A: In terms of our strategy for revenue diversification in the future, the first option is via CCUS. Our initial focus is on the use of CO2 as well as the potential for CCUS to abate our own emissions. We’re currently trialing CO2 for Enhanced Oil Recovery (EOR) in the north of Oman; other options could include CO2 for pressure support (instead of using natural gas). We are only at pilot-scale at the moment but if successful we will look to upscale. For the purpose of EOR and EGR, we have the potential to use several times more CO2 than we produce from our operations.
Whilst we’re not a hydrogen producer, we are looking into ways to incorporate hydrogen into our energy mix as a user e.g. in mobility (logistics/heavy trucks) or H2-fired steam boilers. We are also working in collaboration with Shell you may have seen the MoU announcement last year - Shell are pursuing the potential for blue hydrogen/blue ammonia in Oman and we are working with them for the use and storage of the CO2 produced from the process. There’s a natural integration and synergy there across various forms of CO2 utilization and storage in Oman.
Q: Are there any plans to sell renewable power to the grid?
A: PDO has a captive power generation and distribution system for our operations, with a growing renewables component in our power mix. We generate power for our own use and we do not have plans to generate renewable power for sale into the grid. We are already connected to the national grid and we have co-invested in parts of the new high voltage North-South interconnector in Oman. Our interest is for our renewable power to be clean, affordable, reliable, and competitive. We can either buy that from a third-party generator or self-generate, depending on which makes more sense against those criteria.
Q: On the gas front, it looked as if PDO acted a lot as a swing gas producer over the last couple of years, cutting output when there was a national gas surplus [MEES, 16 September 2022]. In terms of new sources of demand for gas, do you see much coming online within Oman in the short to medium term?
A: Currently PDO is a gas swing producer with gas production capacity to meet the peak demand requirements. As you would expect, both the supply and demand side are a live discussion within Oman. On the supply side, we are actively exploring for more gas and we are pursuing means to liberate more gas from existing operations, for example by replacing gas-fired power with renewables. The Ministry of Energy and Minerals decides where the gas goes so you would need to speak with them about the supply-demand balance.
Q: As a final question, what are the key projects that we should be looking out for as PDO advances its strategy over the next few years?

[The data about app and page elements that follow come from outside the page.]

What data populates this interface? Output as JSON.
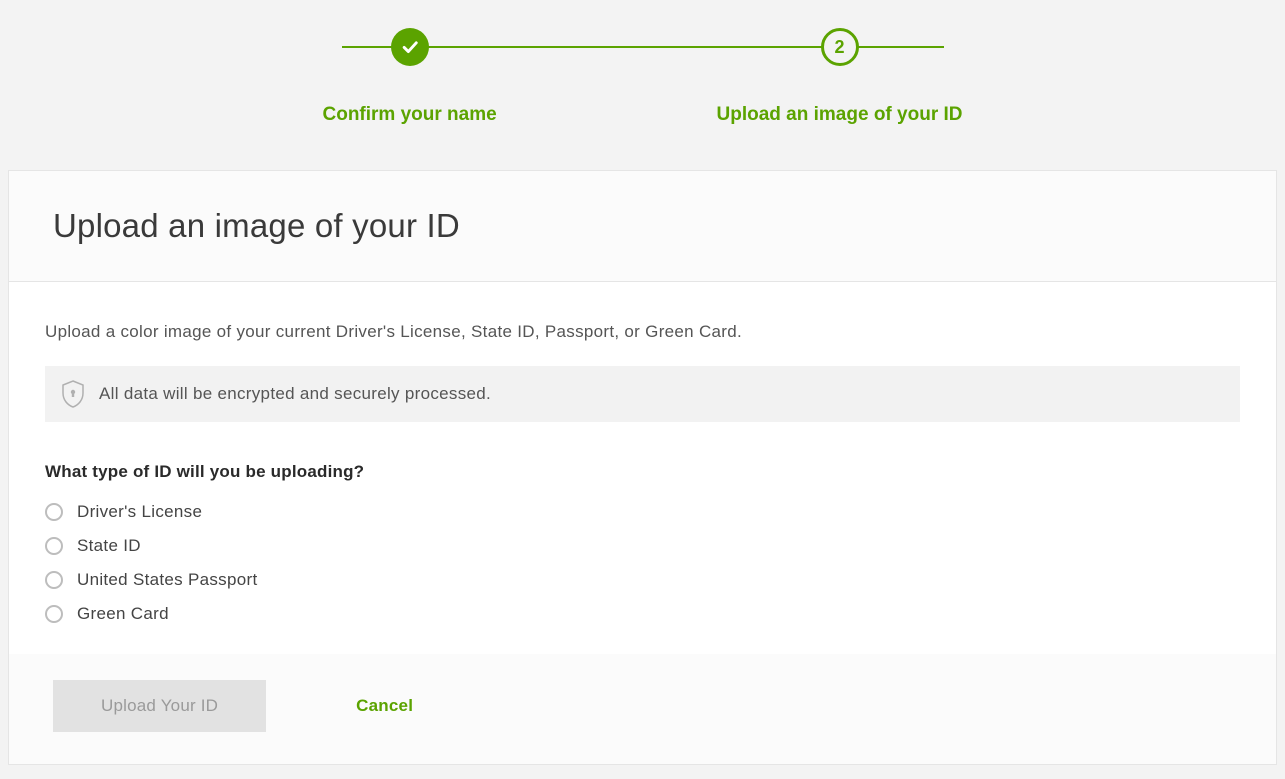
{
  "stepper": {
    "steps": [
      {
        "label": "Confirm your name",
        "state": "completed"
      },
      {
        "label": "Upload an image of your ID",
        "state": "current",
        "number": "2"
      }
    ]
  },
  "page": {
    "title": "Upload an image of your ID",
    "intro": "Upload a color image of your current Driver's License, State ID, Passport, or Green Card.",
    "notice": "All data will be encrypted and securely processed.",
    "question": "What type of ID will you be uploading?"
  },
  "options": [
    {
      "label": "Driver's License"
    },
    {
      "label": "State ID"
    },
    {
      "label": "United States Passport"
    },
    {
      "label": "Green Card"
    }
  ],
  "actions": {
    "primary": "Upload Your ID",
    "cancel": "Cancel"
  }
}
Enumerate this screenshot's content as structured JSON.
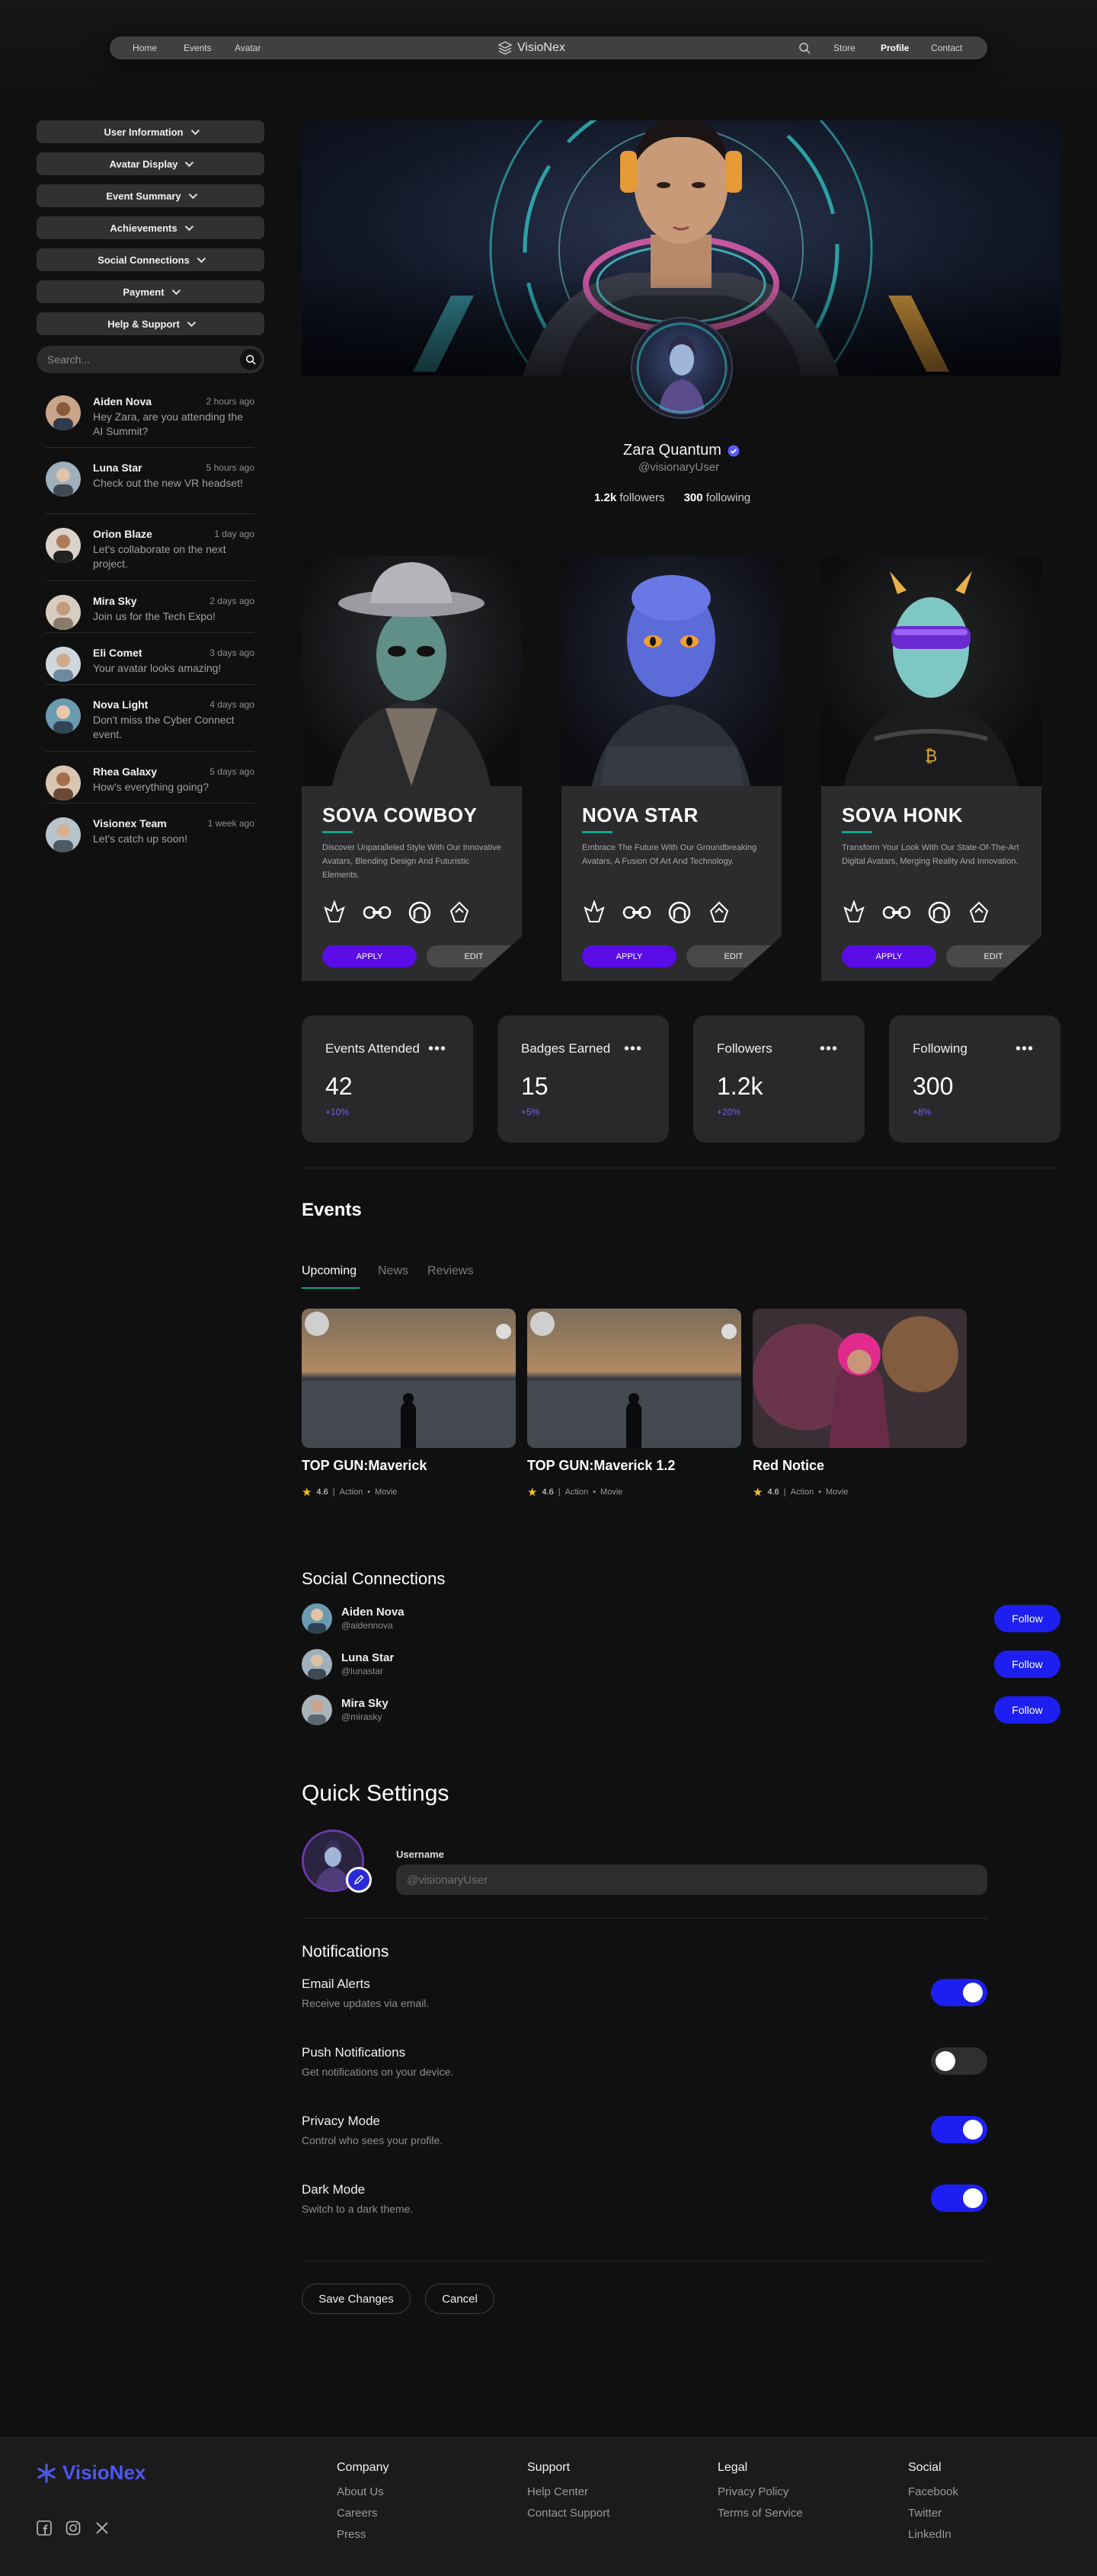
{
  "nav": {
    "links_left": [
      "Home",
      "Events",
      "Avatar"
    ],
    "brand": "VisioNex",
    "links_right": [
      "Store",
      "Profile",
      "Contact"
    ],
    "active": "Profile"
  },
  "sidebar": {
    "menu": [
      "User Information",
      "Avatar Display",
      "Event Summary",
      "Achievements",
      "Social Connections",
      "Payment",
      "Help & Support"
    ],
    "search_placeholder": "Search...",
    "messages": [
      {
        "name": "Aiden Nova",
        "time": "2 hours ago",
        "text": "Hey Zara, are you attending the AI Summit?"
      },
      {
        "name": "Luna Star",
        "time": "5 hours ago",
        "text": "Check out the new VR headset!"
      },
      {
        "name": "Orion Blaze",
        "time": "1 day ago",
        "text": "Let's collaborate on the next project."
      },
      {
        "name": "Mira Sky",
        "time": "2 days ago",
        "text": "Join us for the Tech Expo!"
      },
      {
        "name": "Eli Comet",
        "time": "3 days ago",
        "text": "Your avatar looks amazing!"
      },
      {
        "name": "Nova Light",
        "time": "4 days ago",
        "text": "Don't miss the Cyber Connect event."
      },
      {
        "name": "Rhea Galaxy",
        "time": "5 days ago",
        "text": "How's everything going?"
      },
      {
        "name": "Visionex Team",
        "time": "1 week ago",
        "text": "Let's catch up soon!"
      }
    ]
  },
  "profile": {
    "name": "Zara Quantum",
    "handle": "@visionaryUser",
    "followers_count": "1.2k",
    "followers_label": "followers",
    "following_count": "300",
    "following_label": "following"
  },
  "cards": [
    {
      "title": "SOVA COWBOY",
      "desc": "Discover Unparalleled Style With Our Innovative Avatars, Blending Design And Futuristic Elements.",
      "apply": "APPLY",
      "edit": "EDIT"
    },
    {
      "title": "NOVA STAR",
      "desc": "Embrace The Future With Our Groundbreaking Avatars, A Fusion Of Art And Technology.",
      "apply": "APPLY",
      "edit": "EDIT"
    },
    {
      "title": "SOVA HONK",
      "desc": "Transform Your Look With Our State-Of-The-Art Digital Avatars, Merging Reality And Innovation.",
      "apply": "APPLY",
      "edit": "EDIT"
    }
  ],
  "stats": [
    {
      "label": "Events Attended",
      "value": "42",
      "change": "+10%"
    },
    {
      "label": "Badges Earned",
      "value": "15",
      "change": "+5%"
    },
    {
      "label": "Followers",
      "value": "1.2k",
      "change": "+20%"
    },
    {
      "label": "Following",
      "value": "300",
      "change": "+8%"
    }
  ],
  "events": {
    "heading": "Events",
    "tabs": [
      "Upcoming",
      "News",
      "Reviews"
    ],
    "active_tab": "Upcoming",
    "items": [
      {
        "title": "TOP GUN:Maverick",
        "rating": "4.6",
        "genre": "Action",
        "type": "Movie"
      },
      {
        "title": "TOP GUN:Maverick 1.2",
        "rating": "4.6",
        "genre": "Action",
        "type": "Movie"
      },
      {
        "title": "Red Notice",
        "rating": "4.6",
        "genre": "Action",
        "type": "Movie"
      }
    ]
  },
  "social": {
    "heading": "Social Connections",
    "button": "Follow",
    "items": [
      {
        "name": "Aiden Nova",
        "handle": "@aidennova"
      },
      {
        "name": "Luna Star",
        "handle": "@lunastar"
      },
      {
        "name": "Mira Sky",
        "handle": "@mirasky"
      }
    ]
  },
  "settings": {
    "heading": "Quick Settings",
    "username_label": "Username",
    "username_placeholder": "@visionaryUser",
    "notifications_heading": "Notifications",
    "items": [
      {
        "title": "Email Alerts",
        "desc": "Receive updates via email.",
        "on": true
      },
      {
        "title": "Push Notifications",
        "desc": "Get notifications on your device.",
        "on": false
      },
      {
        "title": "Privacy Mode",
        "desc": "Control who sees your profile.",
        "on": true
      },
      {
        "title": "Dark Mode",
        "desc": "Switch to a dark theme.",
        "on": true
      }
    ],
    "save": "Save Changes",
    "cancel": "Cancel"
  },
  "footer": {
    "brand": "VisioNex",
    "columns": [
      {
        "heading": "Company",
        "links": [
          "About Us",
          "Careers",
          "Press"
        ]
      },
      {
        "heading": "Support",
        "links": [
          "Help Center",
          "Contact Support"
        ]
      },
      {
        "heading": "Legal",
        "links": [
          "Privacy Policy",
          "Terms of Service"
        ]
      },
      {
        "heading": "Social",
        "links": [
          "Facebook",
          "Twitter",
          "LinkedIn"
        ]
      }
    ]
  },
  "colors": {
    "accent_blue": "#1d1ff0",
    "apply_purple": "#5a0ce6",
    "teal": "#13a38d",
    "brand": "#4c57f0",
    "change": "#7a5cf0"
  }
}
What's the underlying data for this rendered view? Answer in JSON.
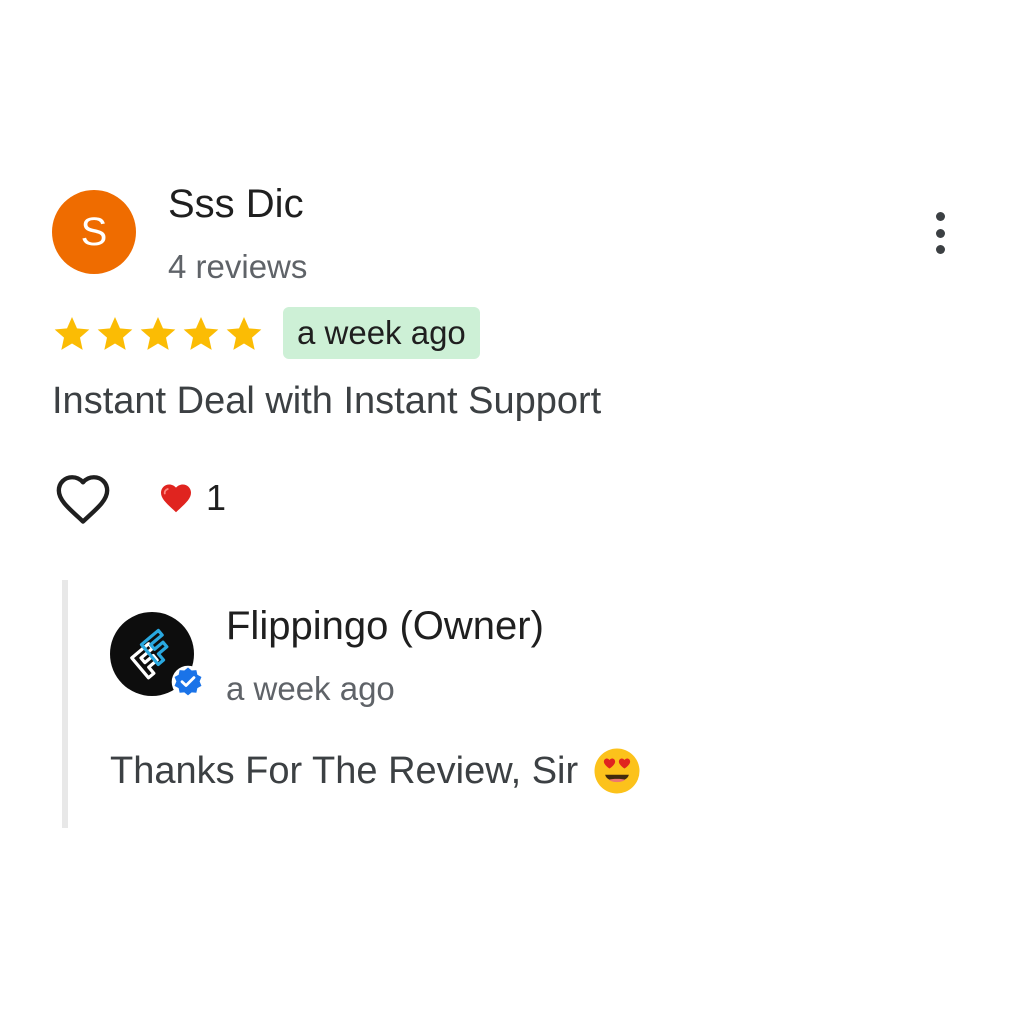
{
  "review": {
    "author": {
      "initial": "S",
      "name": "Sss Dic",
      "meta": "4 reviews",
      "avatar_color": "#ef6c00"
    },
    "rating": 5,
    "rating_max": 5,
    "star_color": "#fbbc04",
    "date": "a week ago",
    "date_chip_color": "#cdf0d6",
    "text": "Instant Deal with Instant Support",
    "menu_icon": "more-vert-icon",
    "like_icon": "heart-outline-icon",
    "reaction": {
      "icon": "red-heart-icon",
      "count": "1"
    }
  },
  "owner_reply": {
    "name": "Flippingo (Owner)",
    "date": "a week ago",
    "text": "Thanks For The Review, Sir",
    "emoji_icon": "heart-eyes-emoji-icon",
    "verified_icon": "verified-badge-icon",
    "logo_colors": [
      "#29a8e0",
      "#ffffff"
    ],
    "verified_color": "#1a73e8"
  }
}
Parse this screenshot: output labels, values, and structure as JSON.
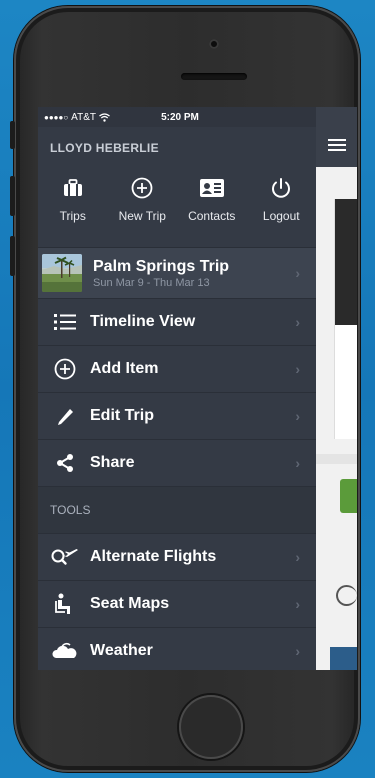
{
  "status": {
    "carrier": "AT&T",
    "time": "5:20 PM"
  },
  "user": {
    "name": "LLOYD HEBERLIE"
  },
  "actions": [
    {
      "label": "Trips",
      "icon": "briefcase-icon"
    },
    {
      "label": "New Trip",
      "icon": "plus-circle-icon"
    },
    {
      "label": "Contacts",
      "icon": "contact-card-icon"
    },
    {
      "label": "Logout",
      "icon": "power-icon"
    }
  ],
  "trip": {
    "title": "Palm Springs Trip",
    "dates": "Sun Mar 9 - Thu Mar 13"
  },
  "menu": [
    {
      "label": "Timeline View",
      "icon": "list-icon"
    },
    {
      "label": "Add Item",
      "icon": "plus-circle-icon"
    },
    {
      "label": "Edit Trip",
      "icon": "pencil-icon"
    },
    {
      "label": "Share",
      "icon": "share-icon"
    }
  ],
  "tools": {
    "heading": "TOOLS",
    "items": [
      {
        "label": "Alternate Flights",
        "icon": "search-plane-icon"
      },
      {
        "label": "Seat Maps",
        "icon": "seat-icon"
      },
      {
        "label": "Weather",
        "icon": "cloud-icon"
      }
    ]
  },
  "colors": {
    "menu_bg": "#343a45",
    "background": "#1a80c0"
  }
}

A: We don’t have any mega-projects (like Yibal Khuff or Rabab Harweel) right now. But we do have a large portfolio of smaller projects and investments, right across PDO, both in existing and new fields; we are drilling 800-1,000 new wells a year. So you will see a significant number of brownfield and smaller greenfield projects in execution. We have a number of projects approaching or just past FID for example Habur [thermally assisted gas/oil gravity-drainage]; Amal West phase two steam; a number of polymer projects as we discussed earlier. These incremental production projects are quicker to bring into production and help us to spread risk across the development portfolio. We are keen to do more of these and we are adopting higher levels of standardization and archetypes/analogues to reduce hydrocarbon maturation time. Of course, our investments in carbon abatement go hand-in-hand with hydrocarbon development. We have over 150 emission reduction/abatement projects alongside our core oil and gas investments, potentially including some new renewable power projects.
As you can tell it is a broad waterfront with a lot of things happening in PDO, rather than one or two projects dominating. We still expect to invest the same kind of capital in the coming years, if the projects justify it. We currently spend around $4bn capex a year on the PDO oil business. It’s a material business and we intend to continue growing the business in accordance with our strategy and in service of Oman.
*Interview conducted by Senior Editor Jamie Ingram on 2 October in Abu Dhabi. Analysis (MEES, 27 October) by James Marriott.